> **TASK TO CARRY OUT**
Each line of the data that includes "title" must be copied.

> **RECORDS FOR THIS TASK**
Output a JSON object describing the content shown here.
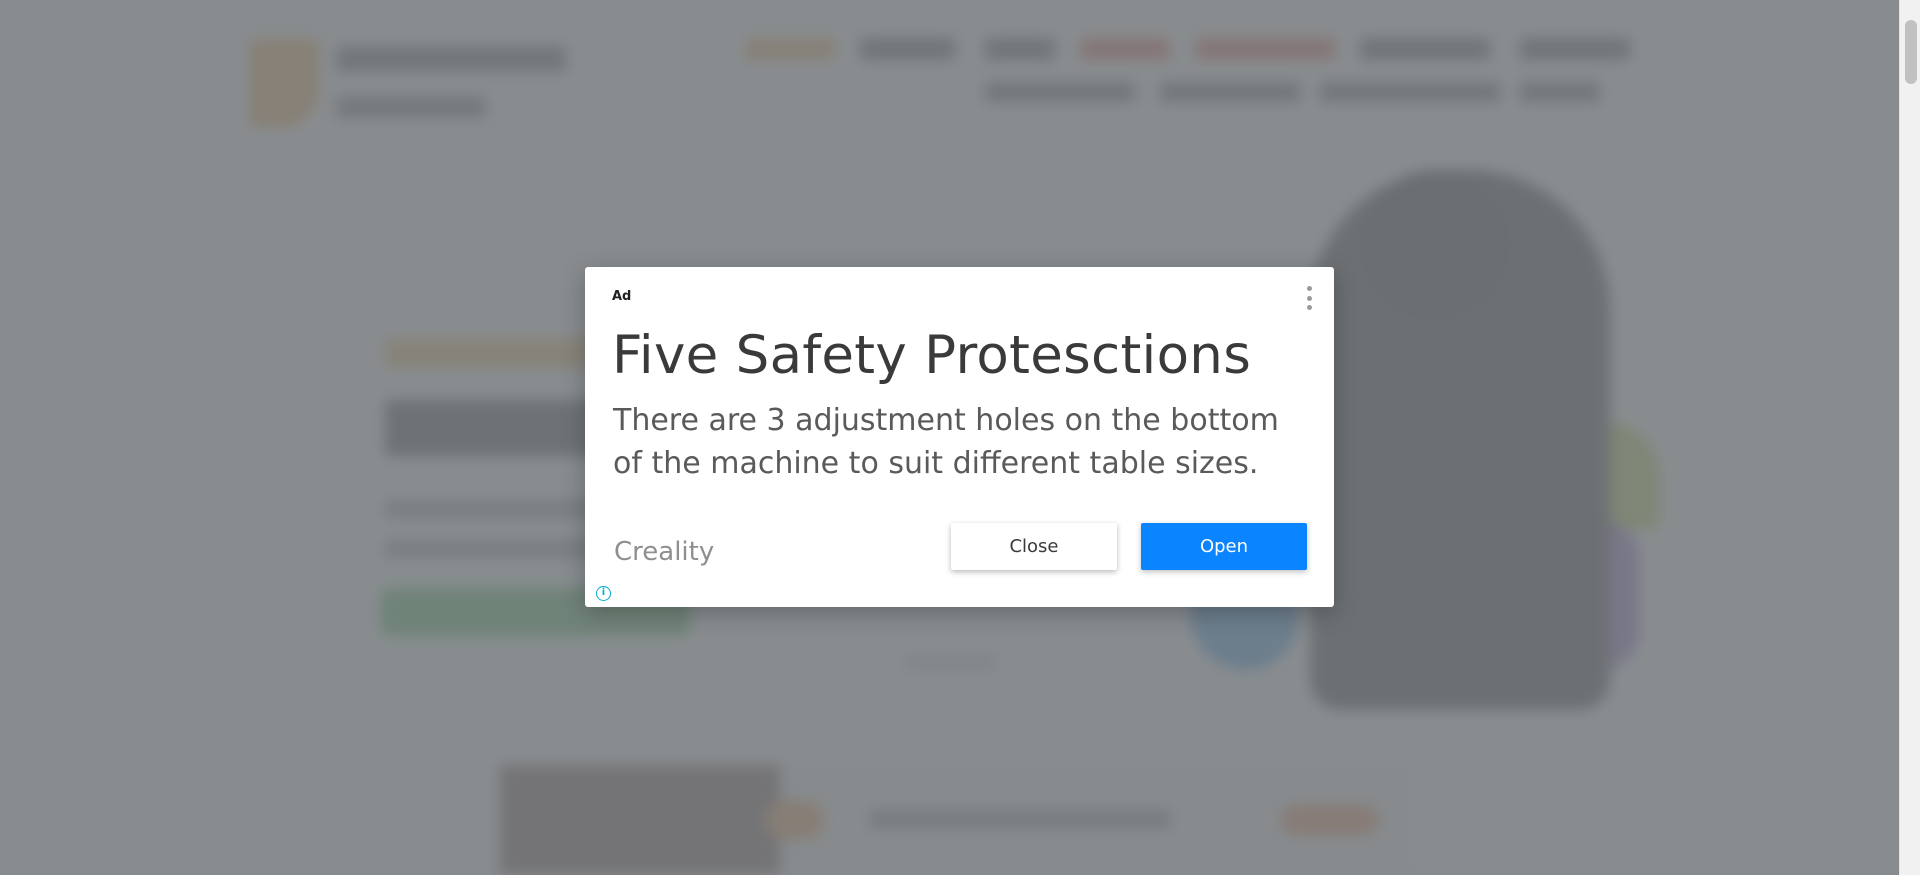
{
  "ad": {
    "label": "Ad",
    "headline": "Five Safety Protesctions",
    "body": "There are 3 adjustment holes on the bottom of the machine to suit different table sizes.",
    "advertiser": "Creality",
    "close_label": "Close",
    "open_label": "Open",
    "menu_icon": "more-vert-icon",
    "info_icon": "info-icon",
    "info_glyph": "i"
  },
  "colors": {
    "open_button": "#0a84ff",
    "info_icon": "#00aecd",
    "overlay": "#7b7f83"
  }
}
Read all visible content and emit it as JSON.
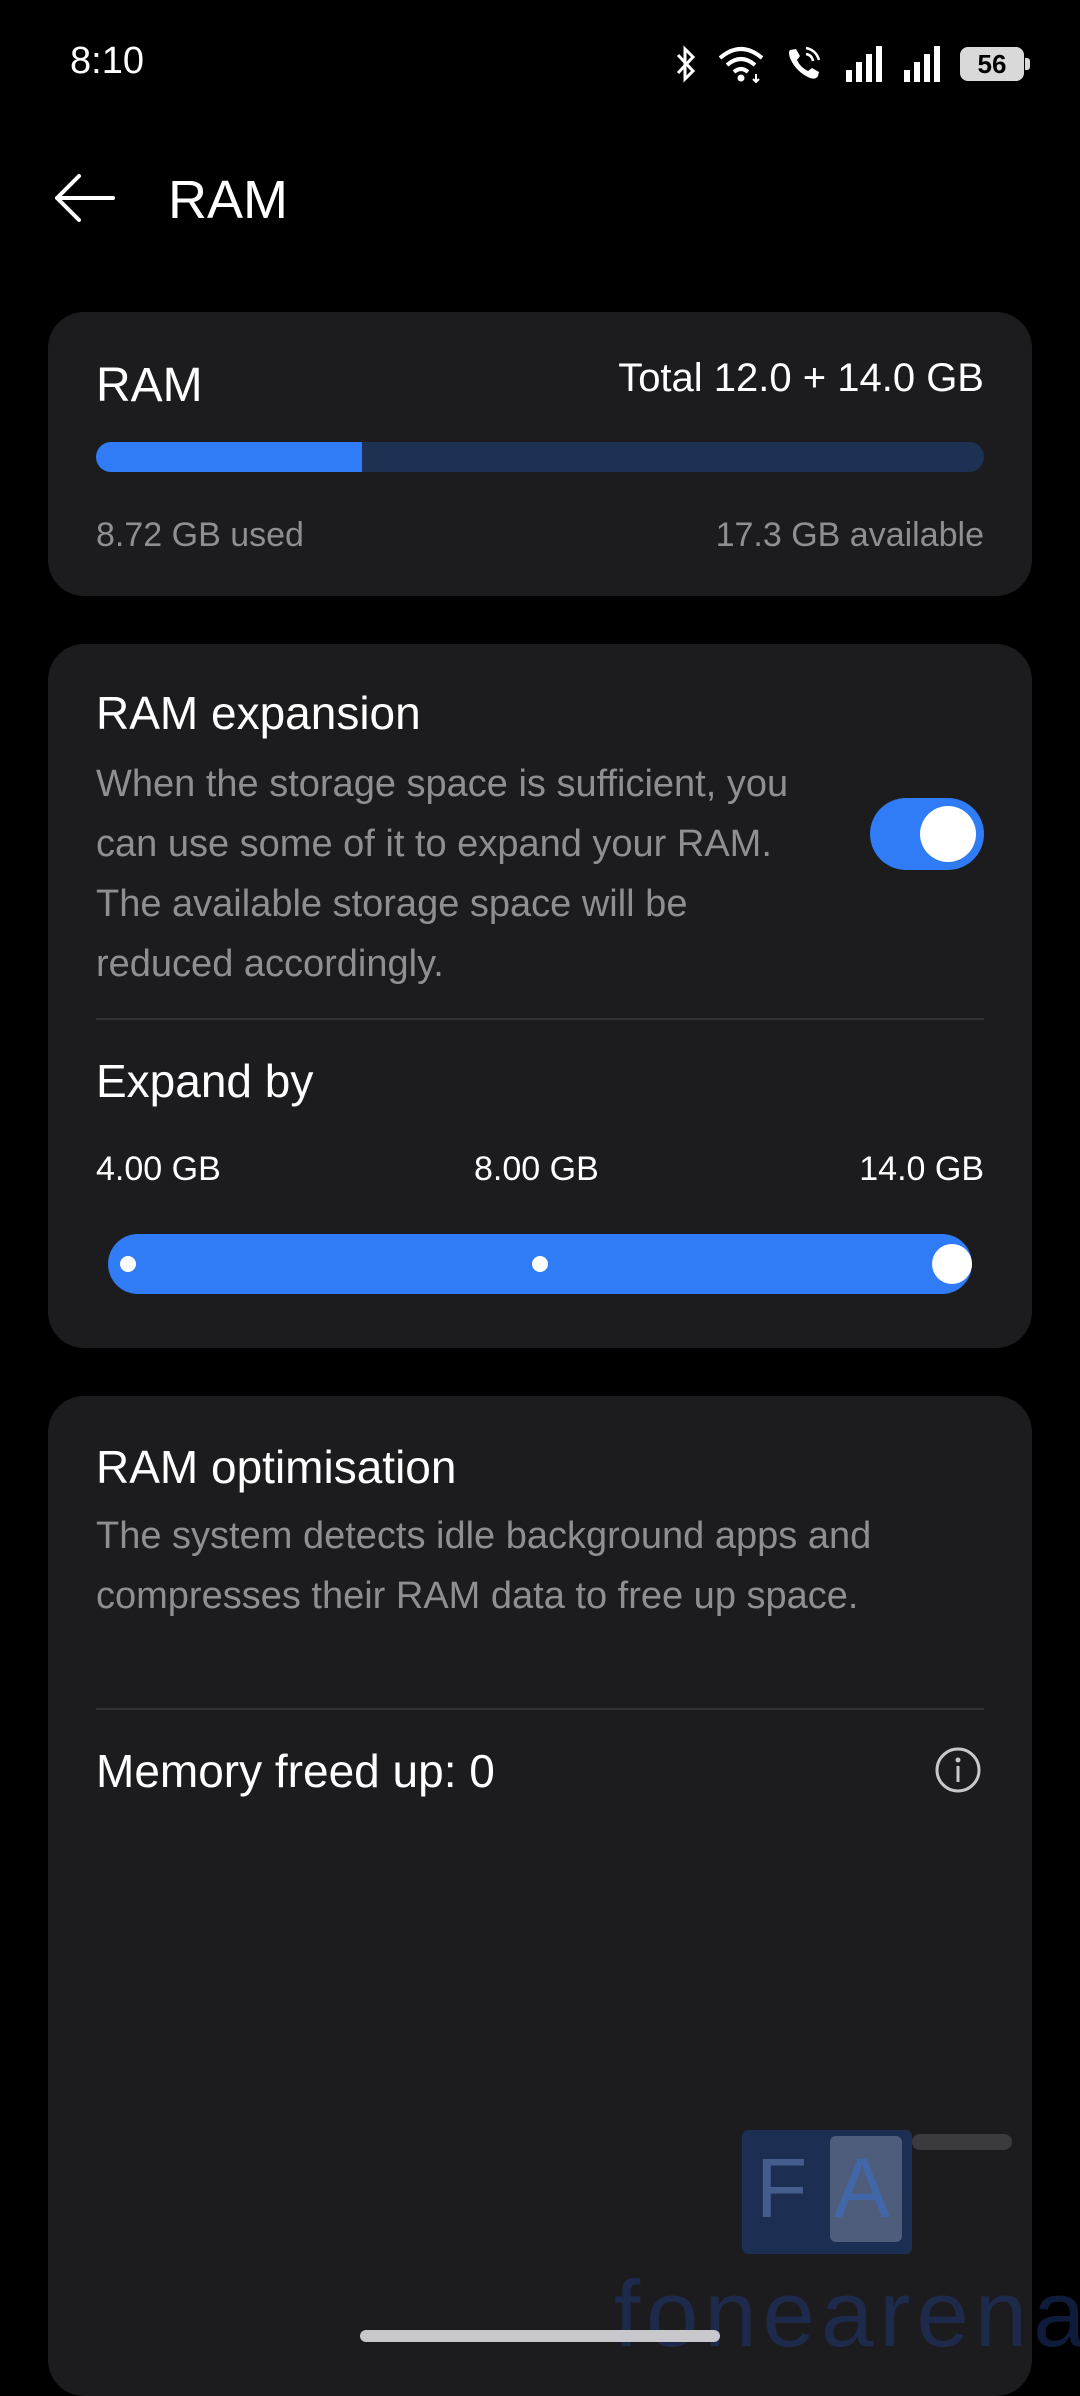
{
  "status_bar": {
    "time": "8:10",
    "battery": "56",
    "icons": [
      "bluetooth-icon",
      "wifi-icon",
      "call-sim2-icon",
      "signal-sim1-icon",
      "signal-sim2-icon",
      "battery-icon"
    ]
  },
  "header": {
    "back_icon": "back-arrow-icon",
    "title": "RAM"
  },
  "ram_card": {
    "label": "RAM",
    "total": "Total 12.0 + 14.0 GB",
    "used_fraction": 0.3,
    "used": "8.72 GB used",
    "available": "17.3 GB available"
  },
  "expansion_card": {
    "title": "RAM expansion",
    "description": "When the storage space is sufficient, you can use some of it to expand your RAM. The available storage space will be reduced accordingly.",
    "toggle_on": true,
    "expand_label": "Expand by",
    "options": [
      "4.00 GB",
      "8.00 GB",
      "14.0 GB"
    ],
    "selected_index": 2
  },
  "optimisation_card": {
    "title": "RAM optimisation",
    "description": "The system detects idle background apps and compresses their RAM data to free up space.",
    "memory_freed": "Memory freed up: 0",
    "info_icon": "info-icon"
  },
  "watermark": {
    "logo_f": "F",
    "logo_a": "A",
    "text": "fonearena"
  },
  "colors": {
    "accent": "#2f7cf6",
    "card": "#1c1c1e",
    "secondary_text": "#8e8e93",
    "background": "#000000"
  }
}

> **EXERCISE OUTPUT**
    "title": "RAM"
    "title": "RAM expansion",
    "title": "RAM optimisation",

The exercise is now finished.